International Women’s Day (March 8) is a global day celebrating the social, economic, cultural and political achievements of women, with a view to achieve gender equality and empower all women and girls.
Empowering women is as much a man’s responsibility, as it is a woman’s aspiration. Women’s empowerment cannot be imposed on a country or a culture from the outside. Men and women within a conservative community must first find their own reasons and their own justifications to allow women a fuller role in society. Like men, women also deserve to be free. Societies that invest in and empower women are on a virtuous cycle. They become richer, more stable, better governed, and less prone to fanaticism. Countries that limit women’s educational and employment opportunities and their political voice get stuck in a downward spiral. They are poorer, more fragile, have higher levels of corruption, and are more prone to extremism.
Prophet Muhammad (s.a.w) has said: “Seeking knowledge is a mandate for every Muslim.” “Every Muslim” means every Muslim man and woman. Many Muslim women have embodied this and shown the world what it means to be an active achiever. Every possible effort should be exerted to highlight the true teachings of Islam regarding women rights and they must take precedence over the misogynist customs, patriarchal dominations and widely-spread bias against women.
It is crucial for Muslim women to start studying Islam for themselves. Undoubtedly, they can better understand the Islamic notion of gender justice than many men. It was essentially due to Muslim women’s educational backwardness, particularly in the realm of religious scholarship, that it became easy for them to be exploited by Muslim men, including the religious class, the reason being that if you do not know your rights, others will naturally exploit you. By becoming scholars in their own right, Muslim women will be able to challenge the deeply-rooted notion that a husband is his wife’s lord and he can treat his wife the way he wants, that a wife must be forever subservient to her husband, regard him as her lord, consider her the dust of her husband’s feet as the path to heaven for her and even treat him almost like a demi-god, these being widely-held conceptions in Muslim society which, however, have no Islamic basis at all. Obviously, if Muslim women were themselves to study Islam and contemporary social demands and challenges, it would be much more difficult for men to exploit them in the name of Islam.
No doubt, today efforts are being exerted to safeguard the rights of women by providing them better education and employment opportunities. But we need to do more concerted efforts to establish the broader Quranic notion of gender equality in certain Muslim societies. It is a wholly untrue and baseless misconception that Islam endorses misogynist and vile social customs like forced marriage, women’s confinement to the home and other vicious customs and abhorrent norms that pose great threat to the entire existence of womenfolk today.
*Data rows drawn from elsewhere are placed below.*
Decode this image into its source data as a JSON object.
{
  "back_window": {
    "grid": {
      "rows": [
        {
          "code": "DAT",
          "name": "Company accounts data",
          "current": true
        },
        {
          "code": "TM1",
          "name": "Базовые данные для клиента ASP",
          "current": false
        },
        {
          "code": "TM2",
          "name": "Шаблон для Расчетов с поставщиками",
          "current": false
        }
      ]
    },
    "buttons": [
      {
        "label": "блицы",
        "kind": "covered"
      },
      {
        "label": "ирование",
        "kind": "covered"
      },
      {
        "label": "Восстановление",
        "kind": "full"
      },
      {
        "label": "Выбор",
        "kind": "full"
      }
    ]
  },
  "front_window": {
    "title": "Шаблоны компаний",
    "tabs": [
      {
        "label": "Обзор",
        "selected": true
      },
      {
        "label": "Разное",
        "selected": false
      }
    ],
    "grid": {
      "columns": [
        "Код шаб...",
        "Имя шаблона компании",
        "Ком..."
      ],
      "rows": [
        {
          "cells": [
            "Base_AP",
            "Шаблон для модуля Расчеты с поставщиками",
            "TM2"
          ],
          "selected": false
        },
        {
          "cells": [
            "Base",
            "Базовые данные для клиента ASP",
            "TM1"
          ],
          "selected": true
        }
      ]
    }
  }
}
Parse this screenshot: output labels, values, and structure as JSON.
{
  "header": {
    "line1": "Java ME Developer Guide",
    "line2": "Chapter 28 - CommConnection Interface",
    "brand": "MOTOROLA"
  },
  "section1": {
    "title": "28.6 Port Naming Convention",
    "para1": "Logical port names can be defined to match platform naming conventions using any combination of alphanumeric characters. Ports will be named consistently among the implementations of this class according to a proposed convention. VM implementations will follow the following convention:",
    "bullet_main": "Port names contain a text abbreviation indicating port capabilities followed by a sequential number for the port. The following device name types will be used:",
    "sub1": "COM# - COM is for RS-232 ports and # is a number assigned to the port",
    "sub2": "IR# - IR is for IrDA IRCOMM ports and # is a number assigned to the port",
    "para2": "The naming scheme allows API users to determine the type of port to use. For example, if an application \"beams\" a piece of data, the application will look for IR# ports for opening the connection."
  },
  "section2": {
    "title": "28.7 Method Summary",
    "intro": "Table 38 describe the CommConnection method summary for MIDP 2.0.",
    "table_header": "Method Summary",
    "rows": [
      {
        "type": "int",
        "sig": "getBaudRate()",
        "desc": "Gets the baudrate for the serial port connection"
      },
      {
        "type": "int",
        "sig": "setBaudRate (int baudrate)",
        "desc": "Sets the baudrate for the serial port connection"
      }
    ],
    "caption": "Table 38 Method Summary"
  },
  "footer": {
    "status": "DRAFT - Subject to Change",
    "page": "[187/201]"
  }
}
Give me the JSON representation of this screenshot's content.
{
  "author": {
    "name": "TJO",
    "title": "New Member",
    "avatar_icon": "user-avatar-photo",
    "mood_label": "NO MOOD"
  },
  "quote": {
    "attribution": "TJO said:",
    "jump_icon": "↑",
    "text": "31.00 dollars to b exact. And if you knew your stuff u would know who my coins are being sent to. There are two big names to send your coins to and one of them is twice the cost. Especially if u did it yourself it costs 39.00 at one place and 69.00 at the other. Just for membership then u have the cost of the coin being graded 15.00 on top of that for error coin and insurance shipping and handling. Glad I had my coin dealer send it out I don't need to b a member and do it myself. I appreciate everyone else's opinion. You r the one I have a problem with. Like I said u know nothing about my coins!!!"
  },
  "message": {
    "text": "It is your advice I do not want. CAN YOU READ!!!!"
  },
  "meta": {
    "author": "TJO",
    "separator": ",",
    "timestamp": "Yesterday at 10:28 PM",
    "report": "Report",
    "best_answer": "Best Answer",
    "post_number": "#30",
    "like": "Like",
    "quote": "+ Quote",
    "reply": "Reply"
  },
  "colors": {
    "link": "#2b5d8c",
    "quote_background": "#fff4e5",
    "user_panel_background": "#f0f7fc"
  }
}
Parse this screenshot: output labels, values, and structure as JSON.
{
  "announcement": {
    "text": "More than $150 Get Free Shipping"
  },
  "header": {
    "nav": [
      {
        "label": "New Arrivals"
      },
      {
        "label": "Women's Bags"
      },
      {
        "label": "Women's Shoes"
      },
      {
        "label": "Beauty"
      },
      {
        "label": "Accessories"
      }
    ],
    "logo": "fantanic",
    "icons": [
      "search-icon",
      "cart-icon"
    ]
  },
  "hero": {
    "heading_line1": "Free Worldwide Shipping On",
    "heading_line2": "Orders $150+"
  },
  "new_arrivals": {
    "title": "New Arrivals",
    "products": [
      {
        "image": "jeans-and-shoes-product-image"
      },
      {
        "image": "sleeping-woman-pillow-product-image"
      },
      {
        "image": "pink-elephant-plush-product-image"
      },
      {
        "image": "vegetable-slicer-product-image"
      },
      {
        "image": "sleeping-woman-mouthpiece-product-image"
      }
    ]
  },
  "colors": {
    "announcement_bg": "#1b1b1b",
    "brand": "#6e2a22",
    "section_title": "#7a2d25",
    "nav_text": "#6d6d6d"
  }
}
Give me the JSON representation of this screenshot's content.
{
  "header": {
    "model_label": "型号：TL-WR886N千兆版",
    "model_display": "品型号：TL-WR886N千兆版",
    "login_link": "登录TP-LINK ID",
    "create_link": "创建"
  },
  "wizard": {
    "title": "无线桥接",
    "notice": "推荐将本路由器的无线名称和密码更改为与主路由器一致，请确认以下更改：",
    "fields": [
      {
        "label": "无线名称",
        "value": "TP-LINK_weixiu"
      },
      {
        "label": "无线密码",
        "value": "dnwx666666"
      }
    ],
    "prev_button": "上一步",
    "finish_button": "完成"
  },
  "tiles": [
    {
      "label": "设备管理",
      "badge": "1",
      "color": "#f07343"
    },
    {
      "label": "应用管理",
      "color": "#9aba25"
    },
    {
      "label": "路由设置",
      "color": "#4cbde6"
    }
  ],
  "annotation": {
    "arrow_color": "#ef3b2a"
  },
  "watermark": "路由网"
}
It is about time the intelligentsia, political leaders, scholars and other Muslim religious leaders came forward to uproot the evil of misogyny from Muslim societies by pointing out the clear violations of the Quranic views of women’s status and rights. They should work to reform the traditionally conservative Muslim societies, where women rights are violated. Every possible effort should be exerted to highlight the true teachings of Islam regarding women rights and they must take precedence over the misogynist customs, patriarchal dominations and widely-spread bias against women. It is, indeed, a massive irony that women’s constructive role is being undermined today and their basic rights are violated in many Muslim societies in the name of the very religion that has granted women great rights.
It cannot be denied that before the advent of Islam, in most parts of the world, women were treated as valueless objects. It took long decades for womenfolk to acquire status equal to men. Nevertheless, the age-old struggle for gender equality and women’s empowerment is yet to be accomplished in its true sense. Unfortunately, many people engaged in this struggle wrongly perceive Islam as a roadblock in the achievement of women empowerment. Yet, when we look into the verses of the Quran regarding women, we find the reality just the opposite. Gone are the days when the birth of a son was often seen as greater cause for pride and honour as compared to daughters.
From the Quran (4:1), we learn that men and women are equal to each other. Women’s position is no less than that of men. Their relationship with each other and duties towards the Creator go hand in hand.
Hence, Islam granted rights of inheritance to women twelve centuries before they were granted to women even in European societies. The fact is that Islam was revealed in a society in which women themselves had been inherited as property. Islam denounced this anti-women custom and brought a revolution for women to have their own inheritance rights recognised.
Much effort is being done in the Muslim world in this respect. Women in Saudi Arabia have been granted the right to drive, overturning a cornerstone of Saudi conservatism that had been a cause for activists demanding reforms in the fundamentalist kingdom. Increasing numbers of women are working in a growing number of professions, and women were allowed to vote and to run for seats on the kingdom’s local councils.
In order to honour the rights and duties of women and appreciate their pivotal roles in the building of a humane society, Muslims need to educate themselves. Islam laid great emphasis on acquiring education and made the pursuit of knowledge mandatory for both men and women. Islam believes that only education can propel people from being beast-like and for an uncivilized tribe to become a progressive and enlightened society.
The Quran, therefore, poses a question to all humankind: “Are those who know, equal to those who do not know?” (39:9)